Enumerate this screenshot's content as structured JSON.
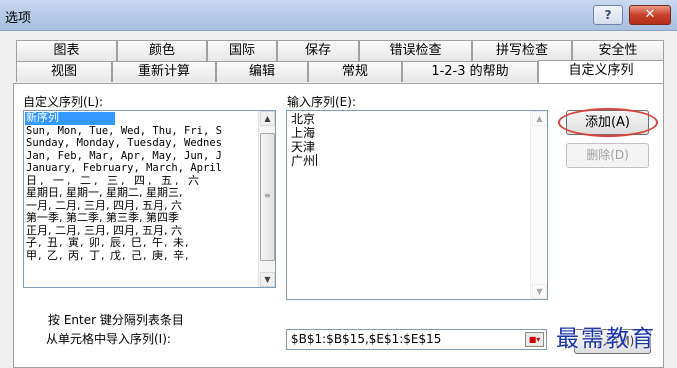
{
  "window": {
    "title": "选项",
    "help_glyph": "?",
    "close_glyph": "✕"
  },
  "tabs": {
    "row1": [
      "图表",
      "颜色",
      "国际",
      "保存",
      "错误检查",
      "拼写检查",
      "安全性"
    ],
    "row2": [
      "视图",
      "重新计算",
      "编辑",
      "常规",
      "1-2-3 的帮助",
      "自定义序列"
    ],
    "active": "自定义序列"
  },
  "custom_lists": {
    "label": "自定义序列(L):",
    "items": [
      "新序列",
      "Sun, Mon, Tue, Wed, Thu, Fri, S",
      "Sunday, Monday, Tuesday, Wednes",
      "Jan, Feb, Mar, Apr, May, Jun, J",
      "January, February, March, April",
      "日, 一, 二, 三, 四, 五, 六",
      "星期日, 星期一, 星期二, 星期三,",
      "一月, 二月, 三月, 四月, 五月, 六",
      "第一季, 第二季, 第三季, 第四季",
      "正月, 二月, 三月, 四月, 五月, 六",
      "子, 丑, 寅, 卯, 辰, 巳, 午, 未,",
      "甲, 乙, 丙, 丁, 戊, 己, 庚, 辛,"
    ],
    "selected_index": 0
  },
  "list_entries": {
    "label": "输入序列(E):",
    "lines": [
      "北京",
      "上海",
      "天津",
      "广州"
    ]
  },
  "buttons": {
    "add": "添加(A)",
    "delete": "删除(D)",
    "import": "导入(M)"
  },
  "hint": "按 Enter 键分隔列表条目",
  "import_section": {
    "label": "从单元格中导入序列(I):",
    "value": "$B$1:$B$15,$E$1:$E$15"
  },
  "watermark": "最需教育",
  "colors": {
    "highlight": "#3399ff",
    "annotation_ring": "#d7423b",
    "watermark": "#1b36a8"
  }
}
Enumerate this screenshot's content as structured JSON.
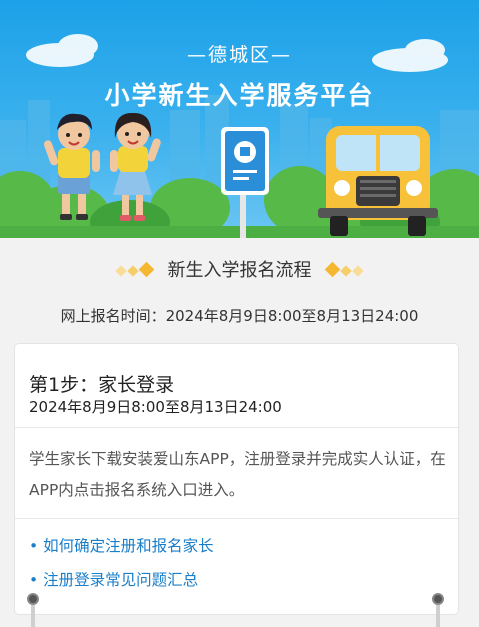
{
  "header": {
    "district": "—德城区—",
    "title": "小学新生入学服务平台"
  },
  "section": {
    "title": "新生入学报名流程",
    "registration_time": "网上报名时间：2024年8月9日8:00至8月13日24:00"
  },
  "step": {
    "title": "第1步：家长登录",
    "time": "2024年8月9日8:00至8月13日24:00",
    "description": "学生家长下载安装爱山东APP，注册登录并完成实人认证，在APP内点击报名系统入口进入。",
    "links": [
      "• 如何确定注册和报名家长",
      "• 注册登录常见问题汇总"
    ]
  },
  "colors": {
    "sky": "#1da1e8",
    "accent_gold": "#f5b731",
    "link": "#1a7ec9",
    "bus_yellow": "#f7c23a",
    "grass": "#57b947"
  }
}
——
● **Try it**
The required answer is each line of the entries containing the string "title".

● **The answer**
    "title": "选项",
    "title": "小学新生入学服务平台"
    "title": "新生入学报名流程",
    "title": "第1步：家长登录",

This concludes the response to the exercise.